Die tote Stadt (German for The Dead City) is an opera in three acts by Erich Wolfgang Korngold to a libretto by Paul Schott, a collective pseudonym for the composer and his father, Julius Korngold; it is based on the 1892 novel Bruges-la-Morte by Georges Rodenbach.
When Die tote Stadt had its premiere on December 4, 1920, Korngold was just 23 years old with two short one-act operas, Der Ring des Polykrates and Violanta, already to his name. The success of these earlier works was so great that Die tote Stadt was subject to a fierce competition among German theatres for the right to the world premiere. In the end, an unusual double premiere was arranged and the opera opened simultaneously at the Stadttheater Hamburg and Cologne. In Cologne, the conductor was Otto Klemperer, and his wife Johanna Geisler sang Marietta. In Hamburg, Korngold himself was in the theatre, and the conductor was Egon Pollak. The opera's theme of overcoming the loss of a loved one resonated with contemporary audiences of the 1920s who had just come through the trauma and grief of World War I, and this undoubtedly fueled the work's popularity.
Die tote Stadt was one of the greatest hits of the 1920s. Within two years of its premiere it had circled the globe, including several performances at the Metropolitan Opera in New York City.

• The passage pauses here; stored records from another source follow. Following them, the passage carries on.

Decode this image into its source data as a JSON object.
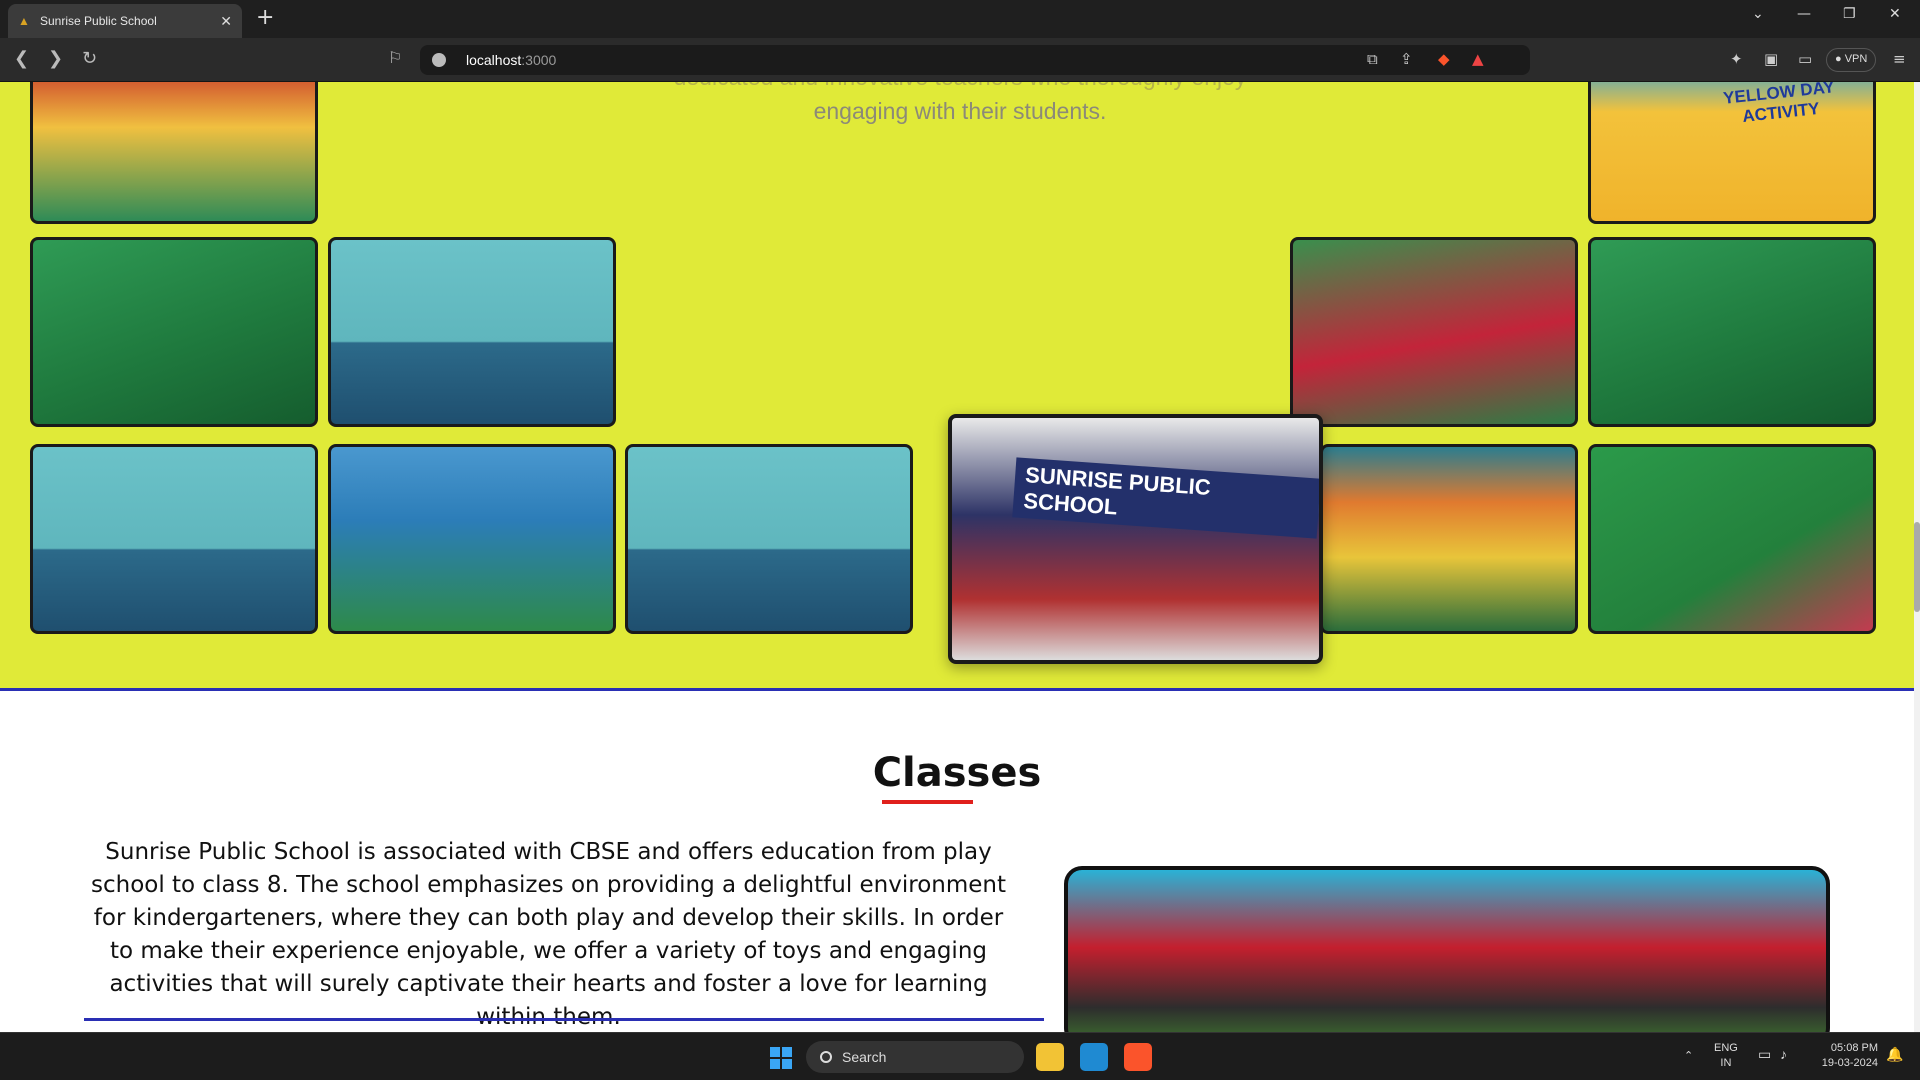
{
  "browser": {
    "tab_title": "Sunrise Public School",
    "tab_close": "✕",
    "new_tab": "+",
    "url_host": "localhost",
    "url_port": ":3000",
    "vpn_label": "VPN",
    "win_minimize": "—",
    "win_restore": "❐",
    "win_close": "✕",
    "tab_list": "⌄"
  },
  "gallery": {
    "intro_line1": "dedicated and innovative teachers who thoroughly enjoy",
    "intro_line2": "engaging with their students.",
    "banner_text": "SUNRISE PUBLIC SCHOOL",
    "yellow_day_text": "YELLOW DAY ACTIVITY"
  },
  "classes": {
    "title": "Classes",
    "description": "Sunrise Public School is associated with CBSE and offers education from play school to class 8. The school emphasizes on providing a delightful environment for kindergarteners, where they can both play and develop their skills. In order to make their experience enjoyable, we offer a variety of toys and engaging activities that will surely captivate their hearts and foster a love for learning within them."
  },
  "taskbar": {
    "search_label": "Search",
    "lang_top": "ENG",
    "lang_bottom": "IN",
    "time": "05:08 PM",
    "date": "19-03-2024"
  },
  "colors": {
    "gallery_bg": "#e0ea38",
    "accent_underline": "#e0201c",
    "rule_blue": "#2a2fb4"
  }
}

But the work was banned by the Nazi régime because of Korngold's Jewish ancestry and after World War II it fell into obscurity. This 1976 recording stars Rene Kolle and Carol Neblett. Eich Leinsdorf conducts.